Ocean Trash: Marine Debris From Shore to Sea

We drove down a long dirt road on the northern side of Curaçao looking for a remote place to snorkel and sample. After a 30-minute bumpy ride, our team stepped out of the car into a breeze and the sounds of wind and crashing waves. It’s a moment I will never forget; although no one was in sight for miles, the evidence of human activity was apparent. We had stepped onto a shoreline blanketed in garbage. We were on the northern and windward side of the island, so we wondered if the trash came from the ocean, or if the site might be an old dump, or one still in use. Regardless of where it came...Read more

Diving for Crabs in the Deep Sea

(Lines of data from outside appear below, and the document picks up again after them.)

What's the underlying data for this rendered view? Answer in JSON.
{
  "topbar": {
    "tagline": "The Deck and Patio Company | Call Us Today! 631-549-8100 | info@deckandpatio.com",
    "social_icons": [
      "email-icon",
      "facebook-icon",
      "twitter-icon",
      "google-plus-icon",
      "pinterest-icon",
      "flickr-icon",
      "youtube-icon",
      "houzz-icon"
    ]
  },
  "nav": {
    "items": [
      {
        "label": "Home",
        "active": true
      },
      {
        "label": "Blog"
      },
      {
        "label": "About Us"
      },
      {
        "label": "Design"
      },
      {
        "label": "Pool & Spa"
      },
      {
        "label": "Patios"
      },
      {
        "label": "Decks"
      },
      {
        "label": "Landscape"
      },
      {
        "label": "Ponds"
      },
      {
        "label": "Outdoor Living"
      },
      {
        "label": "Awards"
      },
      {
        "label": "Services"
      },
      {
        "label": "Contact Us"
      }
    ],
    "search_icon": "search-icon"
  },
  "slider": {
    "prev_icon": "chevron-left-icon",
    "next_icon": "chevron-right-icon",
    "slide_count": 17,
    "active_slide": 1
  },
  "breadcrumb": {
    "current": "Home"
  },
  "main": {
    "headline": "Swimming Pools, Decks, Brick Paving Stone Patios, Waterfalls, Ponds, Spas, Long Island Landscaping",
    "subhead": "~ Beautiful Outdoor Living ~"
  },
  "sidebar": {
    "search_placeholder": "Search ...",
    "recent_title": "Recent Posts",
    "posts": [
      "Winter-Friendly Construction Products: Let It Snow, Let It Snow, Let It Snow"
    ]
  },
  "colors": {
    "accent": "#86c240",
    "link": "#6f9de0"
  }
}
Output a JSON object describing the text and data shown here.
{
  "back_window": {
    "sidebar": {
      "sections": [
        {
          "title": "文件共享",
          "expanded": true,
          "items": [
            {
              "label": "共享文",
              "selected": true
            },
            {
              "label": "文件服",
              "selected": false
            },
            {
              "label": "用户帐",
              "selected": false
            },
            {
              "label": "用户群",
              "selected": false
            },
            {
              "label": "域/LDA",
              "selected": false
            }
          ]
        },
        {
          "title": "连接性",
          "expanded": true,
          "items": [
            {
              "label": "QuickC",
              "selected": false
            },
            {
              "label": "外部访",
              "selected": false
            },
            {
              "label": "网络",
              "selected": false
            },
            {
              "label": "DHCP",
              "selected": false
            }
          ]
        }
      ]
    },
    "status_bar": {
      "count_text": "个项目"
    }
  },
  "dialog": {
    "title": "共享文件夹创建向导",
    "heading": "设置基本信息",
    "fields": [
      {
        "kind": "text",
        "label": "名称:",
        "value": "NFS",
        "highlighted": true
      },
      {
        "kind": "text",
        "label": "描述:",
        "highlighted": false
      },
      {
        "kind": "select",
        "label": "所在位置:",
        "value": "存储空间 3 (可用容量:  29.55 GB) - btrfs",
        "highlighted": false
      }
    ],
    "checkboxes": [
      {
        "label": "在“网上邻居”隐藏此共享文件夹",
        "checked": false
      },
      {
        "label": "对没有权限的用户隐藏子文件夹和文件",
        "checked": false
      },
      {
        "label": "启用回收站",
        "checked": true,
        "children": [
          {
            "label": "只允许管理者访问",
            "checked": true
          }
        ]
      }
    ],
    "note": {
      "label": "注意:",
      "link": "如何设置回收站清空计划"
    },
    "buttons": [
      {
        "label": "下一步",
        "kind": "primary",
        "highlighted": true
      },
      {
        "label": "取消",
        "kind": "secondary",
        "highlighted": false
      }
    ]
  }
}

Last week, Smithsonian research zoologists Dr. Jerry Harasewych and Dr. Martha Nizinski were in Curaçao looking for deep-sea marine gastropods and decapod crustaceans , respectively. I learned they both previously used the Johnson-Sea-Link I and II to conduct their research. The Johnson-Sea-Link is a research submersible that became operational in the early 1970's. Although Harasewych and Nizinski have used research submersibles extensively in other parts of the Caribbean and western Atlantic, they were excited to be a part of the Deep Reef Observation Project (DROP) and use the Curasub to...Read more

A Sub and a Sea Toad

Researchers with the Smithsonian's Deep Reef Observation Project (DROP) collected this sea toad, Chaunax pictus , off the coast of Honduras in 2011. The team is trying to collect sea toads from around the Caribbean to better understand the group's genetic diversity and distribution. Credit: Smithsonian Institution Have you ever seen a creature so unusual? This fish (22 cm long) is called a sea toad and studying them requires luck and the opportunity to descend into the deep waters where they live. Last week Dr. Carole Baldwin and other ichthyologists participating in the Smithsonian...Read more

Summer in a Sub: DROP Down to Discovery

You never know where following your passions can take you. I came to the Smithsonian's National Museum of Natural History (NMNH) two years ago as a research intern after graduating with a Bachelor’s degree in biology. I never expected, two years later, to spend a summer working with scientists, sub pilots, and engineers to help document the biodiversity of marine life off of Curaçao, a small island in the southern Caribbean, just north of Venezuela. I arrived in Curaçao with the first group of Smithsonian biologists involved with the Deep Reef Observation Project (DROP). Researchers from NMNH...Read more